# Problem requirements
Please return every record exactly, with no pictures included.

# Records supplied
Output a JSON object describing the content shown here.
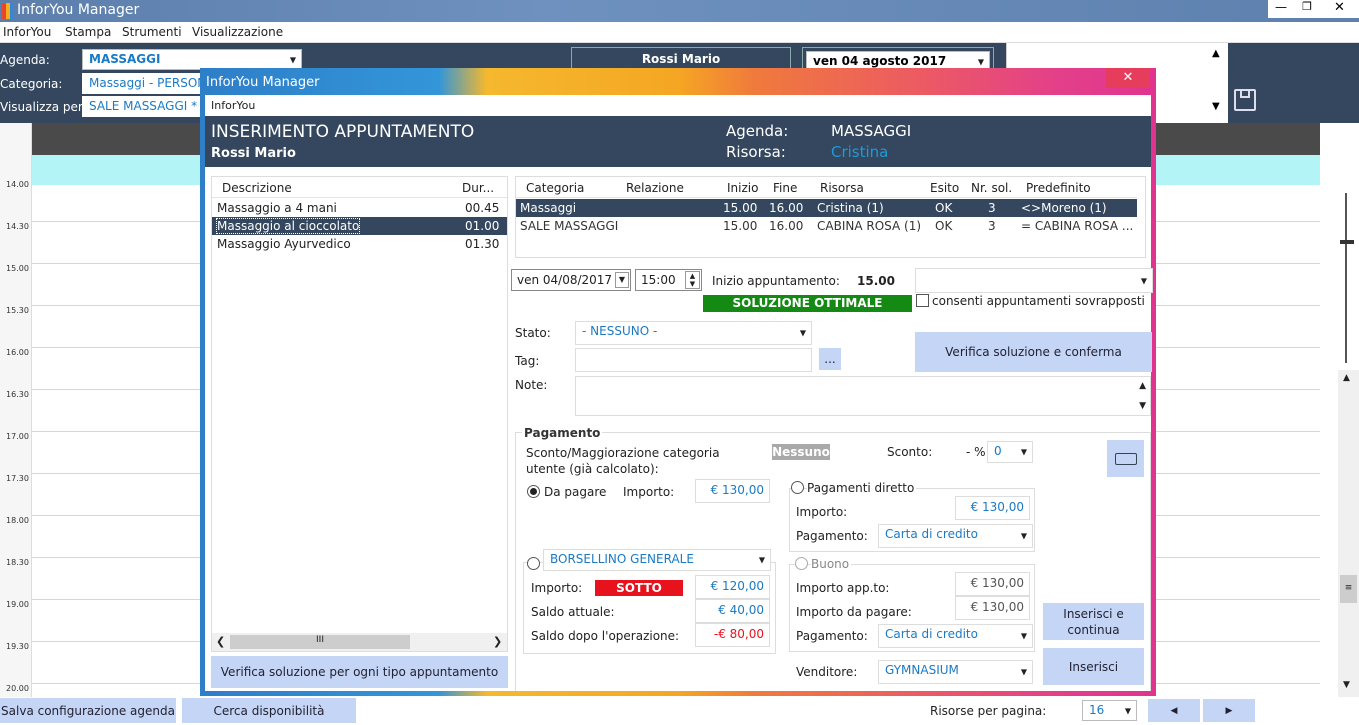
{
  "app": {
    "title": "InforYou Manager"
  },
  "menu": {
    "items": [
      "InforYou",
      "Stampa",
      "Strumenti",
      "Visualizzazione"
    ]
  },
  "toolbar": {
    "agenda_label": "Agenda:",
    "agenda_value": "MASSAGGI",
    "categoria_label": "Categoria:",
    "categoria_value": "Massaggi - PERSONA",
    "visualizza_label": "Visualizza per:",
    "visualizza_value": "SALE MASSAGGI *",
    "person": "Rossi Mario",
    "date": "ven 04   agosto   2017"
  },
  "timeline": {
    "slots": [
      "14.00",
      "14.30",
      "15.00",
      "15.30",
      "16.00",
      "16.30",
      "17.00",
      "17.30",
      "18.00",
      "18.30",
      "19.00",
      "19.30",
      "20.00"
    ]
  },
  "bottom": {
    "save_config": "Salva configurazione agenda",
    "search_avail": "Cerca disponibilità",
    "per_page_label": "Risorse per pagina:",
    "per_page_value": "16"
  },
  "dialog": {
    "title": "InforYou Manager",
    "menu": "InforYou",
    "header_title": "INSERIMENTO APPUNTAMENTO",
    "header_client": "Rossi Mario",
    "agenda_label": "Agenda:",
    "agenda_value": "MASSAGGI",
    "risorsa_label": "Risorsa:",
    "risorsa_value": "Cristina",
    "services": {
      "col_desc": "Descrizione",
      "col_dur": "Dur...",
      "rows": [
        {
          "name": "Massaggio a 4 mani",
          "dur": "00.45"
        },
        {
          "name": "Massaggio al cioccolato",
          "dur": "01.00"
        },
        {
          "name": "Massaggio Ayurvedico",
          "dur": "01.30"
        }
      ]
    },
    "verify_all_button": "Verifica soluzione per ogni tipo appuntamento",
    "resources": {
      "columns": [
        "Categoria",
        "Relazione",
        "Inizio",
        "Fine",
        "Risorsa",
        "Esito",
        "Nr. sol.",
        "Predefinito"
      ],
      "rows": [
        [
          "Massaggi",
          "",
          "15.00",
          "16.00",
          "Cristina (1)",
          "OK",
          "3",
          "<>Moreno (1)"
        ],
        [
          "SALE MASSAGGI",
          "",
          "15.00",
          "16.00",
          "CABINA  ROSA (1)",
          "OK",
          "3",
          "= CABINA  ROSA ..."
        ]
      ]
    },
    "date_value": "ven  04/08/2017",
    "time_value": "15:00",
    "inizio_label": "Inizio appuntamento:",
    "inizio_value": "15.00",
    "soluzione": "SOLUZIONE OTTIMALE",
    "overlap_label": "consenti appuntamenti sovrapposti",
    "verify_confirm_button": "Verifica soluzione e conferma",
    "stato_label": "Stato:",
    "stato_value": "- NESSUNO -",
    "tag_label": "Tag:",
    "tag_button": "...",
    "note_label": "Note:",
    "pagamento": {
      "section_title": "Pagamento",
      "sconto_cat_label": "Sconto/Maggiorazione  categoria\nutente (già calcolato):",
      "nessuno": "Nessuno",
      "sconto_label": "Sconto:",
      "sconto_pct": "- %",
      "sconto_value": "0",
      "da_pagare_label": "Da pagare",
      "importo_label": "Importo:",
      "importo_value": "€ 130,00",
      "diretto_label": "Pagamenti diretto",
      "diretto_importo_label": "Importo:",
      "diretto_importo_value": "€ 130,00",
      "diretto_pagamento_label": "Pagamento:",
      "diretto_pagamento_value": "Carta di credito",
      "borsellino_value": "BORSELLINO GENERALE",
      "bors_importo_label": "Importo:",
      "sotto_soglia": "SOTTO SOGLIA",
      "bors_importo_value": "€ 120,00",
      "saldo_attuale_label": "Saldo attuale:",
      "saldo_attuale_value": "€ 40,00",
      "saldo_dopo_label": "Saldo dopo l'operazione:",
      "saldo_dopo_value": "-€ 80,00",
      "buono_label": "Buono",
      "importo_app_label": "Importo app.to:",
      "importo_app_value": "€ 130,00",
      "importo_da_pagare_label": "Importo da pagare:",
      "importo_da_pagare_value": "€ 130,00",
      "buono_pagamento_label": "Pagamento:",
      "buono_pagamento_value": "Carta di credito",
      "venditore_label": "Venditore:",
      "venditore_value": "GYMNASIUM"
    },
    "insert_continue_button": "Inserisci e continua",
    "insert_button": "Inserisci"
  }
}
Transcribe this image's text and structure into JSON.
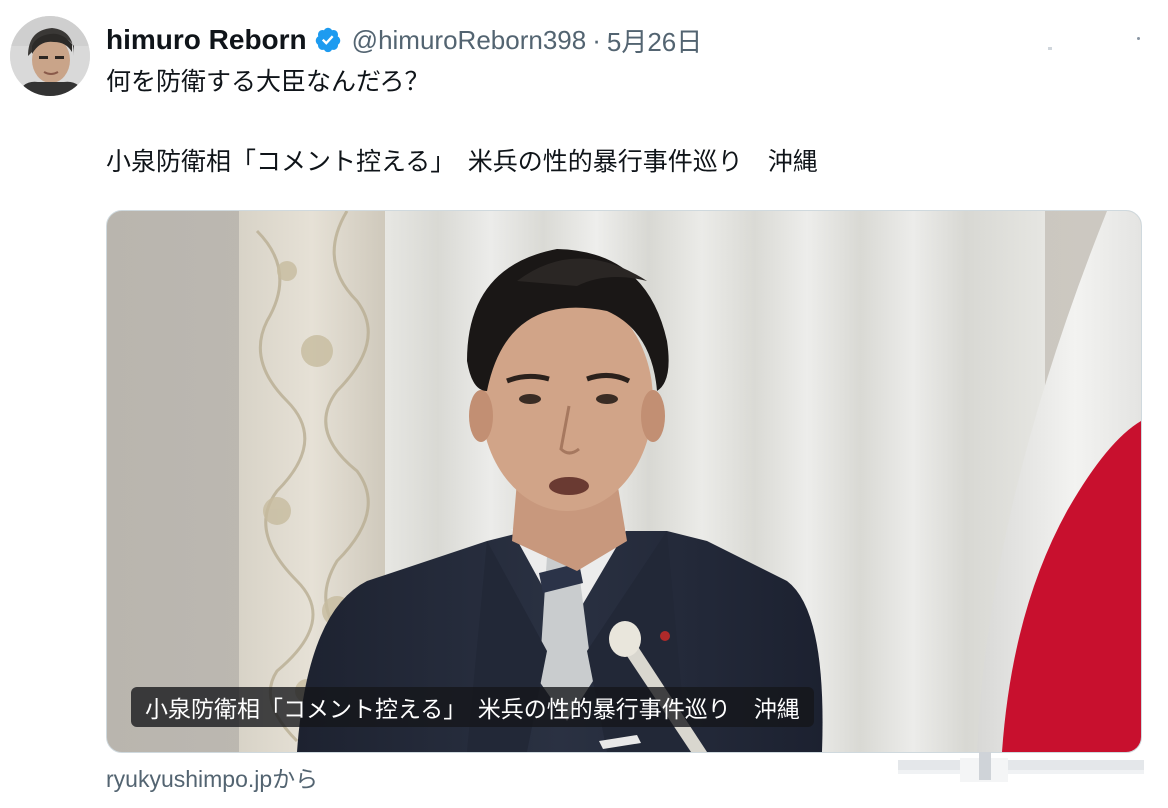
{
  "author": {
    "display_name": "himuro Reborn",
    "verified": true,
    "handle": "@himuroReborn398",
    "separator": "·",
    "date": "5月26日"
  },
  "tweet": {
    "line1": "何を防衛する大臣なんだろ？",
    "line2": "小泉防衛相「コメント控える」　米兵の性的暴行事件巡り　沖縄"
  },
  "card": {
    "caption": "小泉防衛相「コメント控える」　米兵の性的暴行事件巡り　沖縄",
    "source": "ryukyushimpo.jpから"
  },
  "icons": {
    "avatar": "avatar",
    "verified": "verified-badge-icon",
    "more": "more-icon"
  },
  "colors": {
    "verified_blue": "#1d9bf0",
    "text_primary": "#0f1419",
    "text_secondary": "#536471",
    "flag_red": "#c8102e"
  }
}
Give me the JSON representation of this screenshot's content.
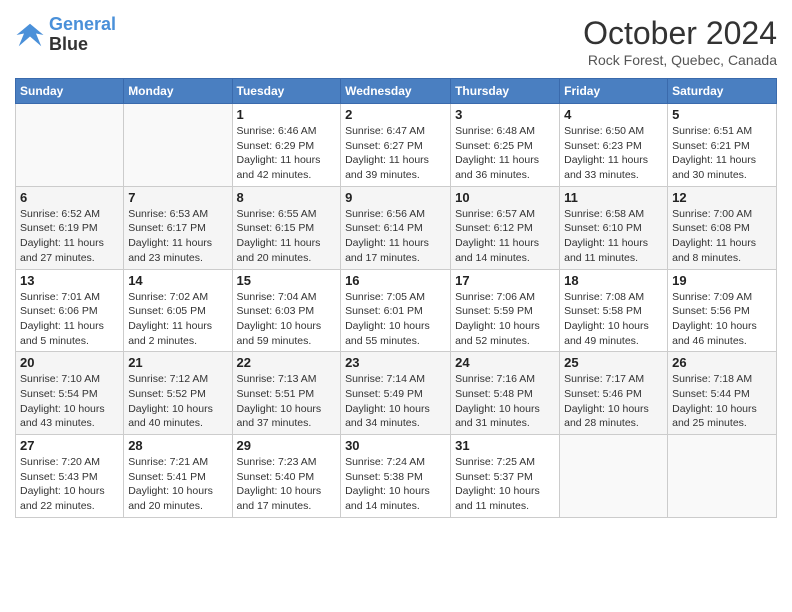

# Result of this task
Output a JSON object describing the content shown here.
{
  "app": {
    "title": "InforYou Manager"
  },
  "menu": {
    "items": [
      "InforYou",
      "Stampa",
      "Strumenti",
      "Visualizzazione"
    ]
  },
  "toolbar": {
    "agenda_label": "Agenda:",
    "agenda_value": "MASSAGGI",
    "categoria_label": "Categoria:",
    "categoria_value": "Massaggi - PERSONA",
    "visualizza_label": "Visualizza per:",
    "visualizza_value": "SALE MASSAGGI *",
    "person": "Rossi Mario",
    "date": "ven 04   agosto   2017"
  },
  "timeline": {
    "slots": [
      "14.00",
      "14.30",
      "15.00",
      "15.30",
      "16.00",
      "16.30",
      "17.00",
      "17.30",
      "18.00",
      "18.30",
      "19.00",
      "19.30",
      "20.00"
    ]
  },
  "bottom": {
    "save_config": "Salva configurazione agenda",
    "search_avail": "Cerca disponibilità",
    "per_page_label": "Risorse per pagina:",
    "per_page_value": "16"
  },
  "dialog": {
    "title": "InforYou Manager",
    "menu": "InforYou",
    "header_title": "INSERIMENTO APPUNTAMENTO",
    "header_client": "Rossi Mario",
    "agenda_label": "Agenda:",
    "agenda_value": "MASSAGGI",
    "risorsa_label": "Risorsa:",
    "risorsa_value": "Cristina",
    "services": {
      "col_desc": "Descrizione",
      "col_dur": "Dur...",
      "rows": [
        {
          "name": "Massaggio a 4 mani",
          "dur": "00.45"
        },
        {
          "name": "Massaggio al cioccolato",
          "dur": "01.00"
        },
        {
          "name": "Massaggio Ayurvedico",
          "dur": "01.30"
        }
      ]
    },
    "verify_all_button": "Verifica soluzione per ogni tipo appuntamento",
    "resources": {
      "columns": [
        "Categoria",
        "Relazione",
        "Inizio",
        "Fine",
        "Risorsa",
        "Esito",
        "Nr. sol.",
        "Predefinito"
      ],
      "rows": [
        [
          "Massaggi",
          "",
          "15.00",
          "16.00",
          "Cristina (1)",
          "OK",
          "3",
          "<>Moreno (1)"
        ],
        [
          "SALE MASSAGGI",
          "",
          "15.00",
          "16.00",
          "CABINA  ROSA (1)",
          "OK",
          "3",
          "= CABINA  ROSA ..."
        ]
      ]
    },
    "date_value": "ven  04/08/2017",
    "time_value": "15:00",
    "inizio_label": "Inizio appuntamento:",
    "inizio_value": "15.00",
    "soluzione": "SOLUZIONE OTTIMALE",
    "overlap_label": "consenti appuntamenti sovrapposti",
    "verify_confirm_button": "Verifica soluzione e conferma",
    "stato_label": "Stato:",
    "stato_value": "- NESSUNO -",
    "tag_label": "Tag:",
    "tag_button": "...",
    "note_label": "Note:",
    "pagamento": {
      "section_title": "Pagamento",
      "sconto_cat_label": "Sconto/Maggiorazione  categoria\nutente (già calcolato):",
      "nessuno": "Nessuno",
      "sconto_label": "Sconto:",
      "sconto_pct": "- %",
      "sconto_value": "0",
      "da_pagare_label": "Da pagare",
      "importo_label": "Importo:",
      "importo_value": "€ 130,00",
      "diretto_label": "Pagamenti diretto",
      "diretto_importo_label": "Importo:",
      "diretto_importo_value": "€ 130,00",
      "diretto_pagamento_label": "Pagamento:",
      "diretto_pagamento_value": "Carta di credito",
      "borsellino_value": "BORSELLINO GENERALE",
      "bors_importo_label": "Importo:",
      "sotto_soglia": "SOTTO SOGLIA",
      "bors_importo_value": "€ 120,00",
      "saldo_attuale_label": "Saldo attuale:",
      "saldo_attuale_value": "€ 40,00",
      "saldo_dopo_label": "Saldo dopo l'operazione:",
      "saldo_dopo_value": "-€ 80,00",
      "buono_label": "Buono",
      "importo_app_label": "Importo app.to:",
      "importo_app_value": "€ 130,00",
      "importo_da_pagare_label": "Importo da pagare:",
      "importo_da_pagare_value": "€ 130,00",
      "buono_pagamento_label": "Pagamento:",
      "buono_pagamento_value": "Carta di credito",
      "venditore_label": "Venditore:",
      "venditore_value": "GYMNASIUM"
    },
    "insert_continue_button": "Inserisci e continua",
    "insert_button": "Inserisci"
  }
}
Transcribe this image's text and structure into JSON.
{
  "author": {
    "display_name": "himuro Reborn",
    "verified": true,
    "handle": "@himuroReborn398",
    "separator": "·",
    "date": "5月26日"
  },
  "tweet": {
    "line1": "何を防衛する大臣なんだろ？",
    "line2": "小泉防衛相「コメント控える」　米兵の性的暴行事件巡り　沖縄"
  },
  "card": {
    "caption": "小泉防衛相「コメント控える」　米兵の性的暴行事件巡り　沖縄",
    "source": "ryukyushimpo.jpから"
  },
  "icons": {
    "avatar": "avatar",
    "verified": "verified-badge-icon",
    "more": "more-icon"
  },
  "colors": {
    "verified_blue": "#1d9bf0",
    "text_primary": "#0f1419",
    "text_secondary": "#536471",
    "flag_red": "#c8102e"
  }
}
Give me the JSON representation of this screenshot's content.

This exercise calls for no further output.